Scan the data below and report how many lines include the word "Settings". Nothing else is wanted.

─── THE DATA ───

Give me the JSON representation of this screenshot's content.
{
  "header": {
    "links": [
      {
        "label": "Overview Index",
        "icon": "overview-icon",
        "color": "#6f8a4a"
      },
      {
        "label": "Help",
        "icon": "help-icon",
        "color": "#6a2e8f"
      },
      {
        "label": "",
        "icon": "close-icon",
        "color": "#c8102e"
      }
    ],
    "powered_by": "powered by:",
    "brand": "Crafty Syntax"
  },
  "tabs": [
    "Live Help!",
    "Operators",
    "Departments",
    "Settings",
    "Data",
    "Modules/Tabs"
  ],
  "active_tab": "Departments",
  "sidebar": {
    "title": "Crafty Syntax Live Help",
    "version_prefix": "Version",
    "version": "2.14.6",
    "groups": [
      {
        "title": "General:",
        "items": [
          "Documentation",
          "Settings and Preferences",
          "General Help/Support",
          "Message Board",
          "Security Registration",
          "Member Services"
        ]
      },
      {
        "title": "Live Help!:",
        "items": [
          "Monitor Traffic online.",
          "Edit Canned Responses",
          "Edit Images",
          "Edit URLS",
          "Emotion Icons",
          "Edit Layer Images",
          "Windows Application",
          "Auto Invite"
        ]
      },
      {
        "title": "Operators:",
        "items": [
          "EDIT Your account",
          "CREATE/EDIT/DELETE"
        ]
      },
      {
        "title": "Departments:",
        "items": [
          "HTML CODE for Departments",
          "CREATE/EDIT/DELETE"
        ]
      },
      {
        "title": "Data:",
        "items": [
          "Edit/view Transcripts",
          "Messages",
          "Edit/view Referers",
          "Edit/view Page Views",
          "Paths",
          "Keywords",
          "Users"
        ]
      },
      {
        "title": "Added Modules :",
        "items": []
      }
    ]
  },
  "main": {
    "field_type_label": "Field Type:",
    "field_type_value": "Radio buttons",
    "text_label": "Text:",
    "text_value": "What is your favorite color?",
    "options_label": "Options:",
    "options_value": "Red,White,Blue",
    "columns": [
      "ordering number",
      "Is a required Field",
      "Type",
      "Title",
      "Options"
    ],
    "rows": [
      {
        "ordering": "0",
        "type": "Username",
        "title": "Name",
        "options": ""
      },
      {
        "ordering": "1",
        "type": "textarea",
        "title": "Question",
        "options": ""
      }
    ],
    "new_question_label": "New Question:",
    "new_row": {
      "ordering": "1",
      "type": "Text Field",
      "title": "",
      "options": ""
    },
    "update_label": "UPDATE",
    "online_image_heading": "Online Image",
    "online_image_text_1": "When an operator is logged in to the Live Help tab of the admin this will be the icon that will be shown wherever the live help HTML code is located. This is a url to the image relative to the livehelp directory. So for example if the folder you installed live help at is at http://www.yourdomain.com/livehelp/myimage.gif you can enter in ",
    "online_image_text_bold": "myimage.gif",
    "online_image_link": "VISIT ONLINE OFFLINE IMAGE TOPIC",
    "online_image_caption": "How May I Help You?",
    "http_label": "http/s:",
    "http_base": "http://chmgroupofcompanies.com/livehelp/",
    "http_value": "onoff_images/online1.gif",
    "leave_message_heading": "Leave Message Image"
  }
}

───

• _ANSWER_
2